## Brief
What is needed is a faithful copy of all the entries, with no pictures in it.
(Provided entries Opens)
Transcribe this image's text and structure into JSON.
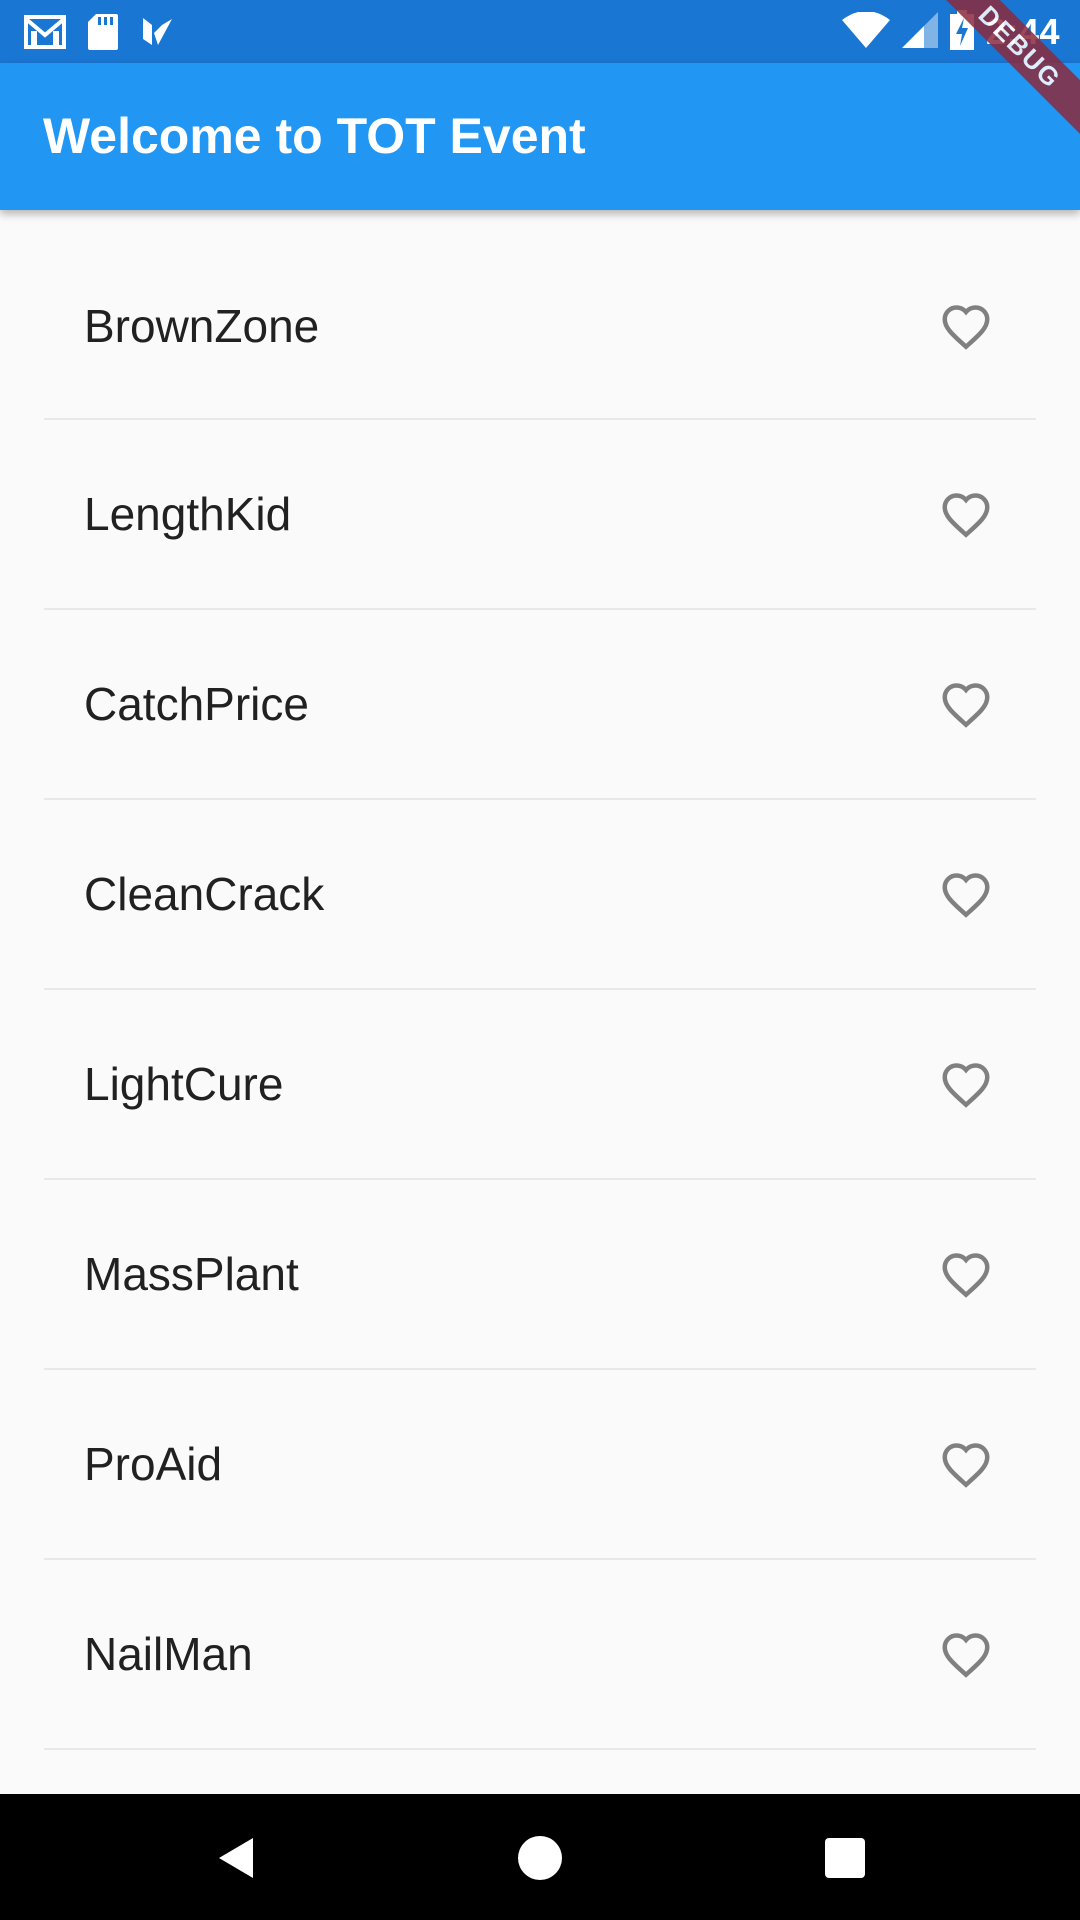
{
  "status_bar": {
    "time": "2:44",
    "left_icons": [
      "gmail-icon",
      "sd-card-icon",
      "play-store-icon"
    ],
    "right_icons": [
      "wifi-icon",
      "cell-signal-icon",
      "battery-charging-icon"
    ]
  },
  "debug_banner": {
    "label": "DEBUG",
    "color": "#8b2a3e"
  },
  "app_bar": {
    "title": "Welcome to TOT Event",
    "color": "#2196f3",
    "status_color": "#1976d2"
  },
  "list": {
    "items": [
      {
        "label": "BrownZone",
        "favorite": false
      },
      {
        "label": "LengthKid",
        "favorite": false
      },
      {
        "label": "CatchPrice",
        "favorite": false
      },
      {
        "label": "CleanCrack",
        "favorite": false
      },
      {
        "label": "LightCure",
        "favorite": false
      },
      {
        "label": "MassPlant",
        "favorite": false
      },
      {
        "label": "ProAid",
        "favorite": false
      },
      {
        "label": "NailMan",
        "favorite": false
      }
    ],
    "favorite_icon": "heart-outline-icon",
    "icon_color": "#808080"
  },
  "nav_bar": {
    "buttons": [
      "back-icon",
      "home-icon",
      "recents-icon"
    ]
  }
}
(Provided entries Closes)
## The answer
Transcribe this image's text and structure into JSON.
{
  "status_bar": {
    "time": "2:44",
    "left_icons": [
      "gmail-icon",
      "sd-card-icon",
      "play-store-icon"
    ],
    "right_icons": [
      "wifi-icon",
      "cell-signal-icon",
      "battery-charging-icon"
    ]
  },
  "debug_banner": {
    "label": "DEBUG",
    "color": "#8b2a3e"
  },
  "app_bar": {
    "title": "Welcome to TOT Event",
    "color": "#2196f3",
    "status_color": "#1976d2"
  },
  "list": {
    "items": [
      {
        "label": "BrownZone",
        "favorite": false
      },
      {
        "label": "LengthKid",
        "favorite": false
      },
      {
        "label": "CatchPrice",
        "favorite": false
      },
      {
        "label": "CleanCrack",
        "favorite": false
      },
      {
        "label": "LightCure",
        "favorite": false
      },
      {
        "label": "MassPlant",
        "favorite": false
      },
      {
        "label": "ProAid",
        "favorite": false
      },
      {
        "label": "NailMan",
        "favorite": false
      }
    ],
    "favorite_icon": "heart-outline-icon",
    "icon_color": "#808080"
  },
  "nav_bar": {
    "buttons": [
      "back-icon",
      "home-icon",
      "recents-icon"
    ]
  }
}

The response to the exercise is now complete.